  1. Online subscription → $59

  2. Print subscription → $125

  3. Online and print subscription → $125

Dan Ariely caught ahold of this, and in his now-famous TedTalk, “Are we in control of our own decisions,” he discusses the experiment he came up with as a result.

First, he gave 100 MIT students the same three options. The majority (84%) chose option 3 because, well, pretty great deal, right?

So then Ariely took away option 2–which was useless anyway (who’s going to choose that one when, for the exact same price, they can get online as well?)

But when he took the option away, most students now wanted option 1 (68%).

Ariely concluded that people need something as a “frame of reference” for what a “great” deal they’re getting. When they saw option 3 in comparison to option 2–well, jeez, it looked pretty awesome.

Bottom line: You can alter your customer’s decision-making process by manipulating the environment in which you’re proposing a “great” deal. Perhaps you want to add an “option C” to a deal you’re offering, so people see the deal in comparison to your inferior frame-of-reference. In other words, make your product or service look like the very attractive stranger at the bar–next to all his/her “inferior” frame-of-reference friends.

Psychology Lesson 4 → “Prime Your Website”

So, Explorable.com (I think this is a legit website…) tells me that “priming” is “the implicit memory effect in which exposure to a stimulus influences response to a later stimulus…used to train a person’s memory both in positive and negative ways.”

Essentially, if I show you the color “red,” you’ll be quicker to recognize the word “apple” in the future because red and apple are closely related.

I know, I know.

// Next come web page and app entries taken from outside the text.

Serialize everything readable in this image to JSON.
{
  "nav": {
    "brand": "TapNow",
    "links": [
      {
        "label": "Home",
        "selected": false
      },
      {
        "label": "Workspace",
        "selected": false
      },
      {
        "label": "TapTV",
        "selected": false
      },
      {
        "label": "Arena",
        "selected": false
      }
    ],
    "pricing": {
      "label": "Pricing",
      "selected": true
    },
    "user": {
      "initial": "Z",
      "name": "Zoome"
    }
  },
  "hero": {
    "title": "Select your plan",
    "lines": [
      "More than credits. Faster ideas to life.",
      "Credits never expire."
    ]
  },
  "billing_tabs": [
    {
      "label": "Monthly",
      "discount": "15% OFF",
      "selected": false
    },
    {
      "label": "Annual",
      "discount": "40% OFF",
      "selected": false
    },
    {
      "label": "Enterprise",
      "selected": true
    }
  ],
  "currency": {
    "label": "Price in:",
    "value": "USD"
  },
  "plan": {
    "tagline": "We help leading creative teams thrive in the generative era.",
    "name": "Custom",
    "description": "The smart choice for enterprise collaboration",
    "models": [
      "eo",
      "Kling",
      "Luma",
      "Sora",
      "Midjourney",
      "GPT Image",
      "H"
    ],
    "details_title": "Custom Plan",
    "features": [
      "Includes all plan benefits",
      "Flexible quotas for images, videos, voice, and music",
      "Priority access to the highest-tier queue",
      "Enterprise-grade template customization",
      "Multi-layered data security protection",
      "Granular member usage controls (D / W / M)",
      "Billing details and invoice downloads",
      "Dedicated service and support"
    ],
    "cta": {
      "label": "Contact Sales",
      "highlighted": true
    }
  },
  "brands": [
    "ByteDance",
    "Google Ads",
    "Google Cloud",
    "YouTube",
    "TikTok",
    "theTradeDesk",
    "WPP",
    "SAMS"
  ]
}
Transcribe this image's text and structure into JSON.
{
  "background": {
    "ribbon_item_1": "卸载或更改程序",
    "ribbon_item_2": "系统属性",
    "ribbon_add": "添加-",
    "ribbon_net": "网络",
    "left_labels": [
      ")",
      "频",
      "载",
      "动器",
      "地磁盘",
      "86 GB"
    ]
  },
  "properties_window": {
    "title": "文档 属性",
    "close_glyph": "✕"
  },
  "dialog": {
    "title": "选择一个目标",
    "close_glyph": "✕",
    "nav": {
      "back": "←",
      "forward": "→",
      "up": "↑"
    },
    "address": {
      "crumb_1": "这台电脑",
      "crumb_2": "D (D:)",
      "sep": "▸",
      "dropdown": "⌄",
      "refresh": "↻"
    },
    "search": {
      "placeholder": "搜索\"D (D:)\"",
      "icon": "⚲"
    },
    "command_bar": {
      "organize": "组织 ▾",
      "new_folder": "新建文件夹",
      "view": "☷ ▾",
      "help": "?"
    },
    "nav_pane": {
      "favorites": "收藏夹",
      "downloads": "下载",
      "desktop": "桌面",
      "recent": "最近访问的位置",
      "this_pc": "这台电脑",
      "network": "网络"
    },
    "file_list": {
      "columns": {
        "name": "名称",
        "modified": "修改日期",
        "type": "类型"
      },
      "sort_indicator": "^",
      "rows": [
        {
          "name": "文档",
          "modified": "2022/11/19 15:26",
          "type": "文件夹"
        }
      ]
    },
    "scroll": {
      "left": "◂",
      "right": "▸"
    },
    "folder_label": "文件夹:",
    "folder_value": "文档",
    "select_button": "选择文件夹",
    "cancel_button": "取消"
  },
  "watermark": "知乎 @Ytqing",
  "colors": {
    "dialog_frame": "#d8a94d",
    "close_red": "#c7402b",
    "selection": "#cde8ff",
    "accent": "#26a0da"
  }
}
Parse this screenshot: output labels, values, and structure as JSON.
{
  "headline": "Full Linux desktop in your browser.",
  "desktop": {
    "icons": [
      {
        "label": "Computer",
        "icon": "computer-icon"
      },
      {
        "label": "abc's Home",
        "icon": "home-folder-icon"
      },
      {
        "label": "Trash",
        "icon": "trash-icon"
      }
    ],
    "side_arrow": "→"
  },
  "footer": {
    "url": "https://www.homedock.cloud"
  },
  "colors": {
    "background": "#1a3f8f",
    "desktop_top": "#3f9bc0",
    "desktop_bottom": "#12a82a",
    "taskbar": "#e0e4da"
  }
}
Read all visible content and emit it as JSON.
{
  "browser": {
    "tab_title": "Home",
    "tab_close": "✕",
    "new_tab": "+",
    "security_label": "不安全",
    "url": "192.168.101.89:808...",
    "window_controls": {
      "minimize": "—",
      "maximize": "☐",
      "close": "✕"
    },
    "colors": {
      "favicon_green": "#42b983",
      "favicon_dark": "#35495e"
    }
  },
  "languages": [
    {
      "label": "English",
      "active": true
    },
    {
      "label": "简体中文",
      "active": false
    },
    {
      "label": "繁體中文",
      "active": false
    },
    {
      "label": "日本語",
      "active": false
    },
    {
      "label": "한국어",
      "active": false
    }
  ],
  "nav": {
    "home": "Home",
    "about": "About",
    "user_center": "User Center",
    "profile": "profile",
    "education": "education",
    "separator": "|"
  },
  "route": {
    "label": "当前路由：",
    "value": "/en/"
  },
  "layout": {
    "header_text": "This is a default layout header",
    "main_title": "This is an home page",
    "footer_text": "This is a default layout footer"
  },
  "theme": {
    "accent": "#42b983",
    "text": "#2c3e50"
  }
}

Not that interesting. Hang with me–I’m going somewhere with this, I swear.

A study conducted by Naomi Mandel and Eric J. Johnson primed participants by showing them a website that either had a background with red and orange flames (priming for safety) or a background with green dollars (priming for cost).

Psychology Today explains that the study found that participants who had been primed on money “looked at price information longer than those who had been primed on safety… [this] held true even when the user was a seasoned expert.”

Bottom Line: Your website could literally “prime” your consumers into checking out the best parts of your product first, and for the longest amount of time. Let’s say your product is more energy-efficient than your competitors, but also more expensive… you could use your website to prime your consumers to check out the energy-efficiency of your product and to compare that against your competitors, without even considering the cost (okay, they’ll probably consider the cost… but they won’t be primed to check it out first, and that’s gotta count for something, right?).

Psst… Need some help actually turning this “primed” website into a reality? I think we can help…